**Your goal**
Scan the listing for "about" and copy out each line that has it.

**Study material**

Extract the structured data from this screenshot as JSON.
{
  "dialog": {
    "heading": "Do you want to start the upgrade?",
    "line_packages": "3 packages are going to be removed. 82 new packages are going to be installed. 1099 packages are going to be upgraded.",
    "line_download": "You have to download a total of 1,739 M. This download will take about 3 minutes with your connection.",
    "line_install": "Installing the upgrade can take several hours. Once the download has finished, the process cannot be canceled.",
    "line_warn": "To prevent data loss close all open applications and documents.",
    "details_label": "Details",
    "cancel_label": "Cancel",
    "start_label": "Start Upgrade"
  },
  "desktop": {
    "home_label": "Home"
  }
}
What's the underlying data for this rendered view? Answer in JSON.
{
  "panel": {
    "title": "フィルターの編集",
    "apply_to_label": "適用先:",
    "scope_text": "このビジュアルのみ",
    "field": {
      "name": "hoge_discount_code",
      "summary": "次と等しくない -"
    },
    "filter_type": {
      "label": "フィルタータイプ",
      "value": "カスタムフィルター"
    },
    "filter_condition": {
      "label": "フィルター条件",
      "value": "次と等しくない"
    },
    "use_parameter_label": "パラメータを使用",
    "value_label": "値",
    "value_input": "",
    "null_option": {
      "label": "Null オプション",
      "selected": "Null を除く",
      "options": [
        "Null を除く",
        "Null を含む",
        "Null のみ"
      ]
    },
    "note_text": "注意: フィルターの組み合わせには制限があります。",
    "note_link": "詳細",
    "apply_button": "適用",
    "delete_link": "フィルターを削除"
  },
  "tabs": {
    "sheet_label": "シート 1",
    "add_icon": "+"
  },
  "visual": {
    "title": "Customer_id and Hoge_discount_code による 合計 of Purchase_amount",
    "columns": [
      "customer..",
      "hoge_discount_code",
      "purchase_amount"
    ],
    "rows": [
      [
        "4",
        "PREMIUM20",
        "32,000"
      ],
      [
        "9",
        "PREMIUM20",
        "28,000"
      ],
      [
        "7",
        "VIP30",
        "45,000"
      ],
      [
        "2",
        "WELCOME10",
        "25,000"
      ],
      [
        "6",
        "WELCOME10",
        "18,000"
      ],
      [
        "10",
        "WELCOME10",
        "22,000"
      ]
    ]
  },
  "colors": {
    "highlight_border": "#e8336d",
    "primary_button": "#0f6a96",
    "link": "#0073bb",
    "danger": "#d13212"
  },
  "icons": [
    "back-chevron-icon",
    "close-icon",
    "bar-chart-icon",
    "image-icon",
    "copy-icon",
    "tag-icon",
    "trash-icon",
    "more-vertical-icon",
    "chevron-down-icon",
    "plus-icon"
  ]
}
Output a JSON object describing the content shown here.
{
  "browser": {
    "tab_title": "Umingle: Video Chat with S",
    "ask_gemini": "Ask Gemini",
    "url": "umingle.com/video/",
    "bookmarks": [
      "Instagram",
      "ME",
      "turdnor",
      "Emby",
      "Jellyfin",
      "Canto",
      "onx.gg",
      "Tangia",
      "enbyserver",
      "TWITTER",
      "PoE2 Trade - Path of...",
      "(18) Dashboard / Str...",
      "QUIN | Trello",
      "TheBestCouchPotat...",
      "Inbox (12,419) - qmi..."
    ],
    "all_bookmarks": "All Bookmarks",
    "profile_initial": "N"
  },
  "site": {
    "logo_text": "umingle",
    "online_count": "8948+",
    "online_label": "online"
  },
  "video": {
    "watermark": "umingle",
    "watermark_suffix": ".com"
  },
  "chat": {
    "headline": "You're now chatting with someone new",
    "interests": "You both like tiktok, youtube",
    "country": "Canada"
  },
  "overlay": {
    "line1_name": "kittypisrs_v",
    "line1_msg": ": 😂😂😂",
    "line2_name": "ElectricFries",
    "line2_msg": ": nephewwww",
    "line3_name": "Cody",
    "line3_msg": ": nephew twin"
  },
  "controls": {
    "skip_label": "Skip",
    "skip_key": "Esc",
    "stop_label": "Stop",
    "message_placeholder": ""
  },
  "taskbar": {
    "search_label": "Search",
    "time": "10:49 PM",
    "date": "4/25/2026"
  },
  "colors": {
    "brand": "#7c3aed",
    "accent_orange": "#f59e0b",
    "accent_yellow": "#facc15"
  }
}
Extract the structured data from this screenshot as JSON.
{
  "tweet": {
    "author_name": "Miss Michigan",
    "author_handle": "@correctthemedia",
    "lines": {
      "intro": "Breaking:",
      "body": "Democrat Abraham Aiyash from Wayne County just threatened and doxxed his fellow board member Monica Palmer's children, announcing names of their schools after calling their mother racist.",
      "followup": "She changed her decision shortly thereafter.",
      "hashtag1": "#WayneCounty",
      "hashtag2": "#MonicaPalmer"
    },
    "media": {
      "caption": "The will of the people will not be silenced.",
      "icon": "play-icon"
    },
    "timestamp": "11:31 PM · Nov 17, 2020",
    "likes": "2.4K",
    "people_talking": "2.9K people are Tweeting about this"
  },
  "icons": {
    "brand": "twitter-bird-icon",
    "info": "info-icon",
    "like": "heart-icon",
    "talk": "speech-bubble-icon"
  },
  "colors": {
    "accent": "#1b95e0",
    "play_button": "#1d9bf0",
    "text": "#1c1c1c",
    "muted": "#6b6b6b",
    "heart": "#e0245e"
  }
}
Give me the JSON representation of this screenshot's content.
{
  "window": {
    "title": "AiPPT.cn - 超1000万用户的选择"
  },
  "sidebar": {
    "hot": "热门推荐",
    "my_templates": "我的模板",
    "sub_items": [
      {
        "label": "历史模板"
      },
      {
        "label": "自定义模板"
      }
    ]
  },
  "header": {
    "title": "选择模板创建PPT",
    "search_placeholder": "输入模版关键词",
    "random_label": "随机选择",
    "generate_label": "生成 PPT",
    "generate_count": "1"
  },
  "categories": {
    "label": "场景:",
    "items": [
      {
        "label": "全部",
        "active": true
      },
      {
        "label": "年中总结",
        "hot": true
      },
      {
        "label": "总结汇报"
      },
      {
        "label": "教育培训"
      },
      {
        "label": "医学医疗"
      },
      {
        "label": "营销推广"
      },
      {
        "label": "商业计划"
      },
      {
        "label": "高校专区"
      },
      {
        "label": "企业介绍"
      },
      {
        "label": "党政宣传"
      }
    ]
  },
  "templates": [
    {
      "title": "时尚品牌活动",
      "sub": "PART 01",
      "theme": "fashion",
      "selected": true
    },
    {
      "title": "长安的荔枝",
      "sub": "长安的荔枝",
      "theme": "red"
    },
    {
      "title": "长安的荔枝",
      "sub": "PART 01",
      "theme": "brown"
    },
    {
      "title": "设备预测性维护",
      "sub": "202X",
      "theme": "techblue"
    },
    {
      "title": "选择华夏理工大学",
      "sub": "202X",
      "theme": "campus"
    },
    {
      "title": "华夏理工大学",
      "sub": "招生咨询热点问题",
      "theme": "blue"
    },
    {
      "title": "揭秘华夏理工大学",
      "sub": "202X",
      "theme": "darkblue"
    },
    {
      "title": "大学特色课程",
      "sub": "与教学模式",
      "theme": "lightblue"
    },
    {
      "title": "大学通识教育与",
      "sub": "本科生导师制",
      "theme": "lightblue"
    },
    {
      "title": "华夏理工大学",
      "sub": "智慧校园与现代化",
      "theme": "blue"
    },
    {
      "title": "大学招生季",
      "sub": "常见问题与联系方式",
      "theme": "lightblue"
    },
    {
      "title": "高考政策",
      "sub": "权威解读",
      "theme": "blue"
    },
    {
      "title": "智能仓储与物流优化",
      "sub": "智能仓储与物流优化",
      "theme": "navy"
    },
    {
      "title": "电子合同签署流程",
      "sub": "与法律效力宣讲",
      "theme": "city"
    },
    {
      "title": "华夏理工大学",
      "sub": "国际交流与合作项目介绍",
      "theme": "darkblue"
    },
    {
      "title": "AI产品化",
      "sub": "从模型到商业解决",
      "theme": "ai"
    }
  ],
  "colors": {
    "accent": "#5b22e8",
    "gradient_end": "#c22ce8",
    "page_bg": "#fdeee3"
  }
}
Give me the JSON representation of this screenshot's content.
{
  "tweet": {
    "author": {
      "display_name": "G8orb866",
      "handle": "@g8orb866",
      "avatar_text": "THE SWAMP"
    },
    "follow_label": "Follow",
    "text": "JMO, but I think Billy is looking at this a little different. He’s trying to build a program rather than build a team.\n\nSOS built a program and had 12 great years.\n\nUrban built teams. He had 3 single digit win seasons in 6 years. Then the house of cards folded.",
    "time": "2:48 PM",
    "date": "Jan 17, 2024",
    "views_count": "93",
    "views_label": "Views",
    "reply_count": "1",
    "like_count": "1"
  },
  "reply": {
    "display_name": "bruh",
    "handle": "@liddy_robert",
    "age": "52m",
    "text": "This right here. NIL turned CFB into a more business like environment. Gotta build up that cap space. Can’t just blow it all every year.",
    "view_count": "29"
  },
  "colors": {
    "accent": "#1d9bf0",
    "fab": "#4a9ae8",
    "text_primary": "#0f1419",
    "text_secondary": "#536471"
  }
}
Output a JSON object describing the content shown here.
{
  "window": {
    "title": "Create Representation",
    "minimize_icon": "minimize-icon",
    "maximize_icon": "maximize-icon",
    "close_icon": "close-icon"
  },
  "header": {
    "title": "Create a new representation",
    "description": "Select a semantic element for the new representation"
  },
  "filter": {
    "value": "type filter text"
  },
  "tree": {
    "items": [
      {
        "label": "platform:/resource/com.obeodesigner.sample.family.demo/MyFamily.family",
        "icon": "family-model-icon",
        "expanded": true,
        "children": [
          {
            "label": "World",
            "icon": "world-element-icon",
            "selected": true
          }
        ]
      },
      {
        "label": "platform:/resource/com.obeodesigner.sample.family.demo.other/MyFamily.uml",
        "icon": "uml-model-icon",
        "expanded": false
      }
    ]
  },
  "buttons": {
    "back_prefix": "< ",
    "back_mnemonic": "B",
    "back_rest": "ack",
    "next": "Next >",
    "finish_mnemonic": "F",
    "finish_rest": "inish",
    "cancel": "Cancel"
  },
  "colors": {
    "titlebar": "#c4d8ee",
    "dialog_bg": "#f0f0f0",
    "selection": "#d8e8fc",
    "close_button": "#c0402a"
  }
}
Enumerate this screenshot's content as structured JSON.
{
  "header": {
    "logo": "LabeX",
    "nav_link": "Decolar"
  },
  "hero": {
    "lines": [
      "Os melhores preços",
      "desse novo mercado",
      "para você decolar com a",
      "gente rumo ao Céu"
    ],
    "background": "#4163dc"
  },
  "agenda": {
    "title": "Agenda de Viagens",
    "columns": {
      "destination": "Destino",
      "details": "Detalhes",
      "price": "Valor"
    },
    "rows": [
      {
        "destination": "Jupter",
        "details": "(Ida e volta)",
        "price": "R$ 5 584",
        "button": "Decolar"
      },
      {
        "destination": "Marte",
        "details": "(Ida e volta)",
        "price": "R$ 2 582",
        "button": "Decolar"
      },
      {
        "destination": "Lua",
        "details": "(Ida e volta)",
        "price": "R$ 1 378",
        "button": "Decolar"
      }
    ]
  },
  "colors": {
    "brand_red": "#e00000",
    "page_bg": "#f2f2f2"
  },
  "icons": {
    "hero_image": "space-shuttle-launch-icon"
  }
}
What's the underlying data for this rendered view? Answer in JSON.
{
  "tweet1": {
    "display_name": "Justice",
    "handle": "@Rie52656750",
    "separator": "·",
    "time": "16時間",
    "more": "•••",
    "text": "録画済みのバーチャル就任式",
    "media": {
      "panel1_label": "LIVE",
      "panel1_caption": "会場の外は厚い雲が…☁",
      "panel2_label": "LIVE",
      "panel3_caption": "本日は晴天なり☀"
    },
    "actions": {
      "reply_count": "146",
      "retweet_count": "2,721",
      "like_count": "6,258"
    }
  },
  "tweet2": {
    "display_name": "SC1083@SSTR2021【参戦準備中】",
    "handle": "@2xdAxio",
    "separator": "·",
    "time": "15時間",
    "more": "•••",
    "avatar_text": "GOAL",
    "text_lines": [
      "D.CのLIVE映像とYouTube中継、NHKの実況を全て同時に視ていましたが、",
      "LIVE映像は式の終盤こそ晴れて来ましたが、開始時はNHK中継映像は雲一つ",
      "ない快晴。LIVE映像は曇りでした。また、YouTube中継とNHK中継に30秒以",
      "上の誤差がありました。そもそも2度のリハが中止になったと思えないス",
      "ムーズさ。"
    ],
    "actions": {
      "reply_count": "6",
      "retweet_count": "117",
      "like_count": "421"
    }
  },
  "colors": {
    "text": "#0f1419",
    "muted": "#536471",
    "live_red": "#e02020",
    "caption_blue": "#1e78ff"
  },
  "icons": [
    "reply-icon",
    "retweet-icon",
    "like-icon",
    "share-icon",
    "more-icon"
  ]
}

**Written response**
    "line_download": "You have to download a total of 1,739 M. This download will take about 3 minutes with your connection.",
    "people_talking": "2.9K people are Tweeting about this"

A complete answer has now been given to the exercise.